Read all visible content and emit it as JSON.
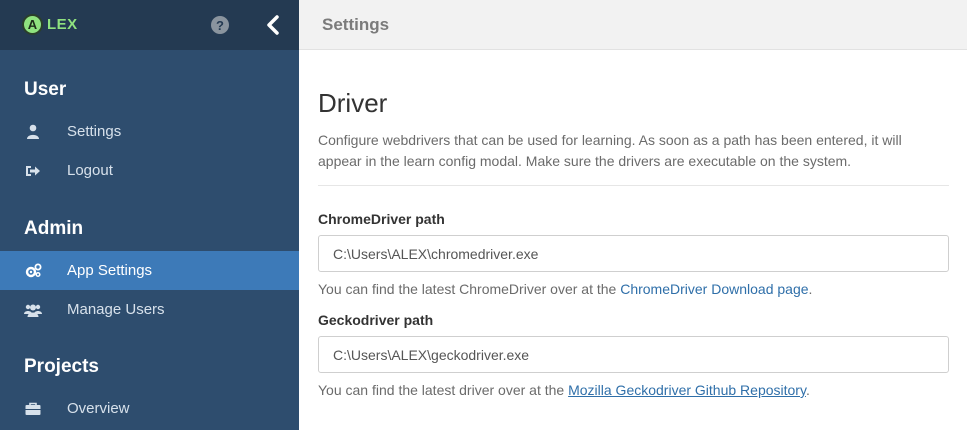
{
  "app": {
    "logo_letter": "A",
    "logo_text": "LEX",
    "help_symbol": "?"
  },
  "topbar": {
    "title": "Settings"
  },
  "sidebar": {
    "sections": [
      {
        "title": "User",
        "items": [
          {
            "label": "Settings",
            "icon": "user-icon"
          },
          {
            "label": "Logout",
            "icon": "sign-out-icon"
          }
        ]
      },
      {
        "title": "Admin",
        "items": [
          {
            "label": "App Settings",
            "icon": "cogs-icon",
            "active": true
          },
          {
            "label": "Manage Users",
            "icon": "users-icon"
          }
        ]
      },
      {
        "title": "Projects",
        "items": [
          {
            "label": "Overview",
            "icon": "briefcase-icon"
          }
        ]
      }
    ]
  },
  "main": {
    "heading": "Driver",
    "description": "Configure webdrivers that can be used for learning. As soon as a path has been entered, it will appear in the learn config modal. Make sure the drivers are executable on the system.",
    "chrome": {
      "label": "ChromeDriver path",
      "value": "C:\\Users\\ALEX\\chromedriver.exe",
      "help_prefix": "You can find the latest ChromeDriver over at the ",
      "link": "ChromeDriver Download page",
      "help_suffix": "."
    },
    "gecko": {
      "label": "Geckodriver path",
      "value": "C:\\Users\\ALEX\\geckodriver.exe",
      "help_prefix": "You can find the latest driver over at the ",
      "link": "Mozilla Geckodriver Github Repository",
      "help_suffix": "."
    }
  },
  "colors": {
    "sidebar_bg": "#2e4d6e",
    "sidebar_top_bg": "#243a52",
    "active_item": "#3d7ab8",
    "logo_green": "#8fe27f",
    "link": "#2f6fa9"
  }
}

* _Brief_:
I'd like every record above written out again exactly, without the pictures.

* _Solution_:
Read all visible content and emit it as JSON.
{
  "app": {
    "logo_letter": "A",
    "logo_text": "LEX",
    "help_symbol": "?"
  },
  "topbar": {
    "title": "Settings"
  },
  "sidebar": {
    "sections": [
      {
        "title": "User",
        "items": [
          {
            "label": "Settings",
            "icon": "user-icon"
          },
          {
            "label": "Logout",
            "icon": "sign-out-icon"
          }
        ]
      },
      {
        "title": "Admin",
        "items": [
          {
            "label": "App Settings",
            "icon": "cogs-icon",
            "active": true
          },
          {
            "label": "Manage Users",
            "icon": "users-icon"
          }
        ]
      },
      {
        "title": "Projects",
        "items": [
          {
            "label": "Overview",
            "icon": "briefcase-icon"
          }
        ]
      }
    ]
  },
  "main": {
    "heading": "Driver",
    "description": "Configure webdrivers that can be used for learning. As soon as a path has been entered, it will appear in the learn config modal. Make sure the drivers are executable on the system.",
    "chrome": {
      "label": "ChromeDriver path",
      "value": "C:\\Users\\ALEX\\chromedriver.exe",
      "help_prefix": "You can find the latest ChromeDriver over at the ",
      "link": "ChromeDriver Download page",
      "help_suffix": "."
    },
    "gecko": {
      "label": "Geckodriver path",
      "value": "C:\\Users\\ALEX\\geckodriver.exe",
      "help_prefix": "You can find the latest driver over at the ",
      "link": "Mozilla Geckodriver Github Repository",
      "help_suffix": "."
    }
  },
  "colors": {
    "sidebar_bg": "#2e4d6e",
    "sidebar_top_bg": "#243a52",
    "active_item": "#3d7ab8",
    "logo_green": "#8fe27f",
    "link": "#2f6fa9"
  }
}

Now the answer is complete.